Botulism is a toxic bacterium that grows in low oxygen conditions on protein, such as dead fish or birds. Maggots feeding on the rotting flesh take in the toxin, and ducks eating the maggots get sick and die. This strain of botulism does not affect humans, Mauser said.
The botulism outbreak comes on the heels of an avian cholera outbreak in spring 2012 that killed thousands of birds on the Lower Klamath refuge. The severity of that outbreak was also blamed on the lack of water for marshes.
U.S. Fish and Wildlife spokesman Matt Baun said there would be water for Lower Klamath refuge this summer if the Klamath Basin Restoration Agreement were in force. The negotiated water-sharing agreement provides 51,000 acre feet of water for the refuges in times of drought.
The agreement is part of a deal to remove four dams on the Klamath River to improve passage for struggling salmon runs, but has run into a roadblock in the Republican-dominated U.S. House of Representatives, where the idea of dam removal is not popular. The newly elected Klamath County Board of Commissioners also opposes it.
The conservation group Oregon Wild opposes the agreement because it doesn’t go far enough in guaranteeing water for the refuges.
Conservation director Steve Pedery said the promise of water is an empty one, because there is no place to get it, due to the demands elsewhere in the system. He suggests removing commercial farming from the Tule Lake refuge, which would free up plenty of water to flood marshes.
“The Obama administration is continuing the Bush administration’s faith-based approach to water management in the Klamath Basin. Pray for rain, while pretending the problem isn’t as bad as it looks,” Pedery said in an email.
Pedery added that their efforts to get consideration for water for the refuges in a taskforce working on legislation that would take the place of the restoration agreement have been rebuffed.
Get daily headlines to your inbox
Start your day with our top stories delivered to your inbox every morning.
The holiest plant of the Christmas season may be a raggedy shrub with peeling bark that seems to grow best in a dusty backyard in Tempe, Ariz. This is Boswellia sacra, better known as the frankincense tree. The shrub’s gum resin is one of the three biblical gifts that the wise men bestowed on the infant Jesus. Until recently, Americans who wished to cultivate their…

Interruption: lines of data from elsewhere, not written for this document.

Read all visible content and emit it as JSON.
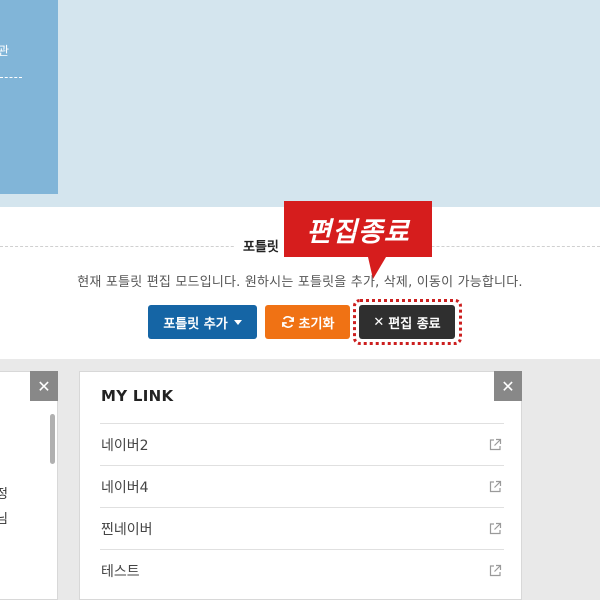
{
  "top_panel": {
    "cut_text": "관"
  },
  "edit_bar": {
    "title": "포틀릿",
    "description": "현재 포틀릿 편집 모드입니다. 원하시는 포틀릿을 추가, 삭제, 이동이 가능합니다.",
    "add_button": "포틀릿 추가",
    "reset_button": "초기화",
    "done_button": "편집 종료"
  },
  "callout": {
    "text": "편집종료"
  },
  "left_card": {
    "fragment_1": "정",
    "fragment_2": "님"
  },
  "link_card": {
    "title": "MY LINK",
    "items": [
      {
        "label": "네이버2",
        "icon": "external-link-icon"
      },
      {
        "label": "네이버4",
        "icon": "external-link-icon"
      },
      {
        "label": "찐네이버",
        "icon": "external-link-icon"
      },
      {
        "label": "테스트",
        "icon": "external-link-icon"
      }
    ]
  },
  "close_symbol": "✕",
  "colors": {
    "add_button": "#1565a5",
    "reset_button": "#f07214",
    "done_button": "#2f2f2f",
    "callout": "#d61d1d",
    "highlight_ring": "#cc1f1f"
  }
}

The reality: That is not true, said Dr. Richard Koller, a Bend neurologist. A sneeze does increase the pressure inside the skull a little bit, he said. People have worried that sneezes may kill brain cells because other things that increase pressure on the brain, such as some types of stroke, can lead to brain cell death or even the death of the person. However,…
ST. GEORGE, Utah - Zach Bowers' cultural education included a battle of wills over a simple task: how to mop the kitchen floor. Just when the teenager thought he was done with the weekly chore, Debbie Hofhines would loom like a drill sergeant, demanding to know whether he'd used enough cleaner. In response, Zach grumbled, slammed drawers and disappeared with friends. ”At first, she was…
It's certainly not an age-old dilemma, but no doubt this question is caroming around in many a Central Oregonian's brain right about now: What to get the dog who has everything?Gone are the days when Rover skulked just outside the campfire's glow, hoping against hope that someone would toss a bone his way. These days, Bear and Shasta are probably parked directly beneath the family…
In this occasional feature, we explore the origins of Central Oregon place names. To suggest a place name for explanation, contact Julie Johnson, jjohnson@bend bulletin. com or 541-383-0308. What: Three Sisters family of volcanoes Where: Cascade Mountains west of BendIt's no secret that the Three Sisters define Bend's alpine skyline. Majestically snow-capped in the winter, starkly fascinating in the summer, the mountains are three links…